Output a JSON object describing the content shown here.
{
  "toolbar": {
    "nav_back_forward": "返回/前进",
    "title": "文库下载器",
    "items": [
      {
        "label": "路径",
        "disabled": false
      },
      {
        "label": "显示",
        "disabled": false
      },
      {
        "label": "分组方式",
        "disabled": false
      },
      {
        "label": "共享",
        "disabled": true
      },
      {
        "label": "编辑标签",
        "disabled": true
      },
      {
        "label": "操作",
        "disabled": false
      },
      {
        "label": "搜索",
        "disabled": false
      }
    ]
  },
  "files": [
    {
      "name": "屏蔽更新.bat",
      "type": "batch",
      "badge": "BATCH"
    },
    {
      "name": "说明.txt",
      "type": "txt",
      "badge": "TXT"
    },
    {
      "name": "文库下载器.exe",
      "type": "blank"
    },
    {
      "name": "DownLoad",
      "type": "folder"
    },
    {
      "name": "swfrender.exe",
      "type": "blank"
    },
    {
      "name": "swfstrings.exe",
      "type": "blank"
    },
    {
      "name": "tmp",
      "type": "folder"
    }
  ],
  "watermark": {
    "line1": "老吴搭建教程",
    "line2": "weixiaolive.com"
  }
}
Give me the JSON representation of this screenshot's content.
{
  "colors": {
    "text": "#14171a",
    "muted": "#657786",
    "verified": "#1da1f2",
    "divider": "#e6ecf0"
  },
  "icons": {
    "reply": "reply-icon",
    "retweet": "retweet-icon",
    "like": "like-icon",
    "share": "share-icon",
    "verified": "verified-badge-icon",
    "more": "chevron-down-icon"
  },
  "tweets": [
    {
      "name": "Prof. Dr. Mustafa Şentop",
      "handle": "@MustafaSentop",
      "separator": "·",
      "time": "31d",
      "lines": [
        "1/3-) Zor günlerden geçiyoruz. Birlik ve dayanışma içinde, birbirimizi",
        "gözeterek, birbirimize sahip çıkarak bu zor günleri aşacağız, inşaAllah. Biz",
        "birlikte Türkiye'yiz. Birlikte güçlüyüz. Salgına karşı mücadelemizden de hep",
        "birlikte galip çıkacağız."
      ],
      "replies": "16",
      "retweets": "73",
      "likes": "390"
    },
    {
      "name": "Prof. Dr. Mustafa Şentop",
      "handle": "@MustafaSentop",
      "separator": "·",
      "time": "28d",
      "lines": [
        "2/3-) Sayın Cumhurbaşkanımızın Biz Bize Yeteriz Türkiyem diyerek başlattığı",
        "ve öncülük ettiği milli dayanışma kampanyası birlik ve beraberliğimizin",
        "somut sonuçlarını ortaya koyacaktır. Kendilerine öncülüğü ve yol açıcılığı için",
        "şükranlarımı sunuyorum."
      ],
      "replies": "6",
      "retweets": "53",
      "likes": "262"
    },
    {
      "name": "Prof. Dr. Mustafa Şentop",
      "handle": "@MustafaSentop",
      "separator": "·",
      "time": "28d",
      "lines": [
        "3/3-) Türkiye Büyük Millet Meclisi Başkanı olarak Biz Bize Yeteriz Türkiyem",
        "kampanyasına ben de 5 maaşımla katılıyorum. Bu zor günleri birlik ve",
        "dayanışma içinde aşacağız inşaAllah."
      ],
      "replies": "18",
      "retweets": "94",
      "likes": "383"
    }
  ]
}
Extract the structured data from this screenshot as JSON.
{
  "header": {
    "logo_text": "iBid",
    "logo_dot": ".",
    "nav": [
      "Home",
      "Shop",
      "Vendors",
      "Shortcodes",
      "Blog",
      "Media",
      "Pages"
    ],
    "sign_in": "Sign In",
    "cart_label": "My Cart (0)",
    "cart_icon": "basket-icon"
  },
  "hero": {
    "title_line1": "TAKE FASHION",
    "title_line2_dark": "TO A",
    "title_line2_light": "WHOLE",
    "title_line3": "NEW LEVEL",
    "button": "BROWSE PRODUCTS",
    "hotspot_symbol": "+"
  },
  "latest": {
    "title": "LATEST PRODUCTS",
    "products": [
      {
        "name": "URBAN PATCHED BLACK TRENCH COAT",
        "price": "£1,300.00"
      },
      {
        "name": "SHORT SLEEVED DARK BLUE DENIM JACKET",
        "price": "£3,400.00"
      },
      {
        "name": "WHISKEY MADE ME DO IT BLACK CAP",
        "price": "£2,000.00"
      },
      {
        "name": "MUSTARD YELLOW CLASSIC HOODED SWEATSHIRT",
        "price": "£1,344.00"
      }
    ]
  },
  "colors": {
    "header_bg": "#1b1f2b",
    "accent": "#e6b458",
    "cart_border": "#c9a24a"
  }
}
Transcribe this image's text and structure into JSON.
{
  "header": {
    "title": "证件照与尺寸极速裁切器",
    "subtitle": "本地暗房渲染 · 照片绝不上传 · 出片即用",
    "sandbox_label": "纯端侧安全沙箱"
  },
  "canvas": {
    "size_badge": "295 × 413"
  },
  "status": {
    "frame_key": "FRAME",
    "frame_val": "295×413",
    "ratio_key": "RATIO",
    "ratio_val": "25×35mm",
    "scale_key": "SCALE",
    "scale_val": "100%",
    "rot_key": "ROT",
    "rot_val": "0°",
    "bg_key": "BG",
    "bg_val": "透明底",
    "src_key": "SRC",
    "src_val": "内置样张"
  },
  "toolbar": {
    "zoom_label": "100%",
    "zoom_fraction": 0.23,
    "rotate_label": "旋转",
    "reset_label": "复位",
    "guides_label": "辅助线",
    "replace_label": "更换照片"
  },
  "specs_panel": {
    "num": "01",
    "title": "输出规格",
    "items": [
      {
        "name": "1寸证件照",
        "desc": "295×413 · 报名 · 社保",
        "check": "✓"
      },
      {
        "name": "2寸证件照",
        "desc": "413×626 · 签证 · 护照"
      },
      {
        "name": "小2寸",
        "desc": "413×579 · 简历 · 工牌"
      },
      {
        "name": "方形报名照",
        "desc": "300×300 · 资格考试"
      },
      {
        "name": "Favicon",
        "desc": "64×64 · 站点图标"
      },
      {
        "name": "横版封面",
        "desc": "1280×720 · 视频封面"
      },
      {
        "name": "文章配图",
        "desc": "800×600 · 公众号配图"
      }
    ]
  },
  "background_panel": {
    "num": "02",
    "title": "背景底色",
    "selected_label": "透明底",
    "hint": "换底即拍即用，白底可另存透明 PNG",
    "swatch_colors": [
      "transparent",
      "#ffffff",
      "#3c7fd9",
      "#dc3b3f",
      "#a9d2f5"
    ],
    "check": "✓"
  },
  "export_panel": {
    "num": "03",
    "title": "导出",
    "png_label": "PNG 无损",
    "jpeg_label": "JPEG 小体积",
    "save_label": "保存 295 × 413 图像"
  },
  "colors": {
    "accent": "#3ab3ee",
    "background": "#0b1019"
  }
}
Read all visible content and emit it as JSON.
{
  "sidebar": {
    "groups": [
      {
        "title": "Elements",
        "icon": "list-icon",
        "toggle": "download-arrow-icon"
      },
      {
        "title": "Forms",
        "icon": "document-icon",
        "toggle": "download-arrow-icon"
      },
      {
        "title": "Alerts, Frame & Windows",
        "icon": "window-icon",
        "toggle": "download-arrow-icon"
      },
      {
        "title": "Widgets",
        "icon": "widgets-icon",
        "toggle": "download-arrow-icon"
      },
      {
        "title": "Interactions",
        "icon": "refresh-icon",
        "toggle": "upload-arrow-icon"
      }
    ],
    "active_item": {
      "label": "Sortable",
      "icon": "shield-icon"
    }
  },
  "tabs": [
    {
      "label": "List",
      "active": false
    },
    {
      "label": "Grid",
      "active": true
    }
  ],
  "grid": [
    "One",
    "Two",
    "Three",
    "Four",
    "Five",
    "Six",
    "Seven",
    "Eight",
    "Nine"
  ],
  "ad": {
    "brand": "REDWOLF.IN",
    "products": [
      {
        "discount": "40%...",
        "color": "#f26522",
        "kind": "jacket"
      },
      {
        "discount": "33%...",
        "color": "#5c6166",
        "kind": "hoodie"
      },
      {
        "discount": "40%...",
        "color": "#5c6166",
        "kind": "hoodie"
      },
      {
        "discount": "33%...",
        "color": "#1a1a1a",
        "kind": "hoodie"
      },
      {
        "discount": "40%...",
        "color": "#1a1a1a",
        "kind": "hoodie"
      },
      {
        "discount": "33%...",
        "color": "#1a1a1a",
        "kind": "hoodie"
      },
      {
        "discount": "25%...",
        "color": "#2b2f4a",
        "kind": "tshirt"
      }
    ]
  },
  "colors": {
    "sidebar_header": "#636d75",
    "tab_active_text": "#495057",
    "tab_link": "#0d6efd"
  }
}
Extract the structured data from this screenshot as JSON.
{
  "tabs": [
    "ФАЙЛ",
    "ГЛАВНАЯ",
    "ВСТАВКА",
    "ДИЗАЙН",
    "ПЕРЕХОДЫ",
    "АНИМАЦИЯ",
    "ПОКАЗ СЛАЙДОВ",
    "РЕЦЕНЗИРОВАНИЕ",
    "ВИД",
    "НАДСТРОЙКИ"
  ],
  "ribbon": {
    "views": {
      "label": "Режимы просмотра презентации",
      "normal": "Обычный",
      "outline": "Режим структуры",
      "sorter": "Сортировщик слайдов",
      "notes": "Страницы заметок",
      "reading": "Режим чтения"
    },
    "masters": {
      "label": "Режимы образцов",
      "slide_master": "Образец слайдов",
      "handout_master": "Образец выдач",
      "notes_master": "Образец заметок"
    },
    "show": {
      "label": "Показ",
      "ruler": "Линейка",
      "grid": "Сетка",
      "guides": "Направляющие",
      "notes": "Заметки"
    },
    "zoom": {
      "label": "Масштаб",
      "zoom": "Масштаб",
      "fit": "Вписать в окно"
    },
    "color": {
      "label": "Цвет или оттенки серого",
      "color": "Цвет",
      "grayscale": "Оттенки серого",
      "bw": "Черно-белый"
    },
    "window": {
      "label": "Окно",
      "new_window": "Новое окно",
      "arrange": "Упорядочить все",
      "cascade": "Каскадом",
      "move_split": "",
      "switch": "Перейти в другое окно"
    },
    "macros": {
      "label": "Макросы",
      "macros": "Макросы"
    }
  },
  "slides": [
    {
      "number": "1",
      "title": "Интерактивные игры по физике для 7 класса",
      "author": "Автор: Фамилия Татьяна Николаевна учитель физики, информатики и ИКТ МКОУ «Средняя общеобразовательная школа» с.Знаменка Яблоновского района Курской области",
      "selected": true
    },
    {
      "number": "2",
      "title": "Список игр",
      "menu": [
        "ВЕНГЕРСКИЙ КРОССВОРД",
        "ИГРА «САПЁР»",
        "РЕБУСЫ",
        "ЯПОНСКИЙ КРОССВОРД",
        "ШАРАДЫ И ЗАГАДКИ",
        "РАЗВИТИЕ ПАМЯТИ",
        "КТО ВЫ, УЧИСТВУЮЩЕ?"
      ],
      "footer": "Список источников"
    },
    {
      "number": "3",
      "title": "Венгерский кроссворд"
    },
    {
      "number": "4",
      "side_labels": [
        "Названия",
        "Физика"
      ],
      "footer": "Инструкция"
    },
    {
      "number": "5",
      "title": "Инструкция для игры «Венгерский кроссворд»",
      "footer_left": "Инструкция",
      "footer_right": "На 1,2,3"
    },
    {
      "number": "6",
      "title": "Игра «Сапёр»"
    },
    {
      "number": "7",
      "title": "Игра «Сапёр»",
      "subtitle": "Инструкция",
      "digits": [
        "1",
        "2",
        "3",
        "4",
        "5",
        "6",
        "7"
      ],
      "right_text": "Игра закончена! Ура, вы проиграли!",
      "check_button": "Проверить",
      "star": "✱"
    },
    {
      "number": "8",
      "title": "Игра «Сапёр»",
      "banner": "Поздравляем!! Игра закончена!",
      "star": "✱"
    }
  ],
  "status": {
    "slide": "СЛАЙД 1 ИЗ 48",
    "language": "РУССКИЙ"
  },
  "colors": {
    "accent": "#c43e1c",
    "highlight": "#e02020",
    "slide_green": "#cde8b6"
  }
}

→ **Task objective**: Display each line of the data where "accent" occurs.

→ **Task solution**:
    "accent": "#e6b458",
    "accent": "#3ab3ee",
    "accent": "#c43e1c",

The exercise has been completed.